Your wrist joint is incredibly complicated. Despite its appearance, it’s not a simple hinge, but rather a complex network of bones, ligaments and tendons, all working together to provide 360 degrees of motion, the ability to push through our palms, and to place our hands exactly where we need them to be.
When one or more of the structures in our wrist fails, the ability of the wrist to perform these actions is reduced. And debilitating pain and instability can impact your ability to perform simple daily tasks. Wrist fractures are most common in your long forearm bone — the radius. They can also occur in the smaller carpal bones, with the scaphoid being the most commonly broken among these.
Recovering from a wrist fracture

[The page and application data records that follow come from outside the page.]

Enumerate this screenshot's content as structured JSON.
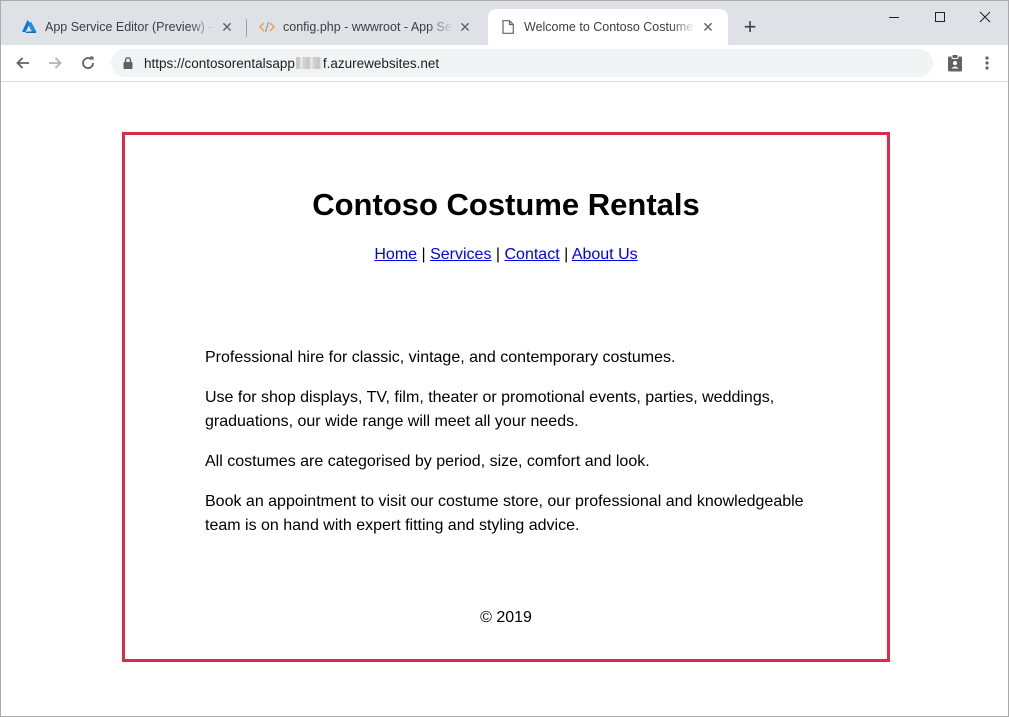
{
  "browser": {
    "tabs": [
      {
        "title": "App Service Editor (Preview) - Mo",
        "icon": "azure-logo-icon"
      },
      {
        "title": "config.php - wwwroot - App Servi",
        "icon": "code-file-icon"
      },
      {
        "title": "Welcome to Contoso Costume Re",
        "icon": "page-icon",
        "active": true
      }
    ],
    "new_tab_label": "+",
    "address": {
      "url_prefix": "https://contosorentalsapp",
      "url_suffix": "f.azurewebsites.net"
    },
    "colors": {
      "accent": "#1a73e8",
      "tabstrip": "#dee1e6",
      "highlight": "#dc2b47"
    }
  },
  "page": {
    "title": "Contoso Costume Rentals",
    "nav": {
      "home": "Home",
      "services": "Services",
      "contact": "Contact",
      "about": "About Us",
      "separator": " | "
    },
    "paragraphs": [
      "Professional hire for classic, vintage, and contemporary costumes.",
      "Use for shop displays, TV, film, theater or promotional events, parties, weddings, graduations, our wide range will meet all your needs.",
      "All costumes are categorised by period, size, comfort and look.",
      "Book an appointment to visit our costume store, our professional and knowledgeable team is on hand with expert fitting and styling advice."
    ],
    "footer": "© 2019"
  }
}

Your initial recovery from a wrist fracture will depend on a few things, including which bone is impacted, the type and severity of the break, how it happened, and your personal circumstances. Management afterwards is equally important with rehabilitation being crucial to a great result.
Wrist fracture rehabilitation after surgery
You shouldn’t assume that you’ll be good to go immediately following surgery or once your cast is removed. In the early stages of recovery, many people have trouble simply
making a fist.
Restoring strength, movement and stability to a broken bone is a gradual process. Almost everyone needs help with this — thankfully, wrist injuries are probably my favourite type of injury to treat. I have a bunch of tricks up my sleeve to assist with your recovery process. So please, don’t leave things to chance — if you’re looking for help with a quicker, easier recovery, make an appointment today and let’s get your wrist back to its best.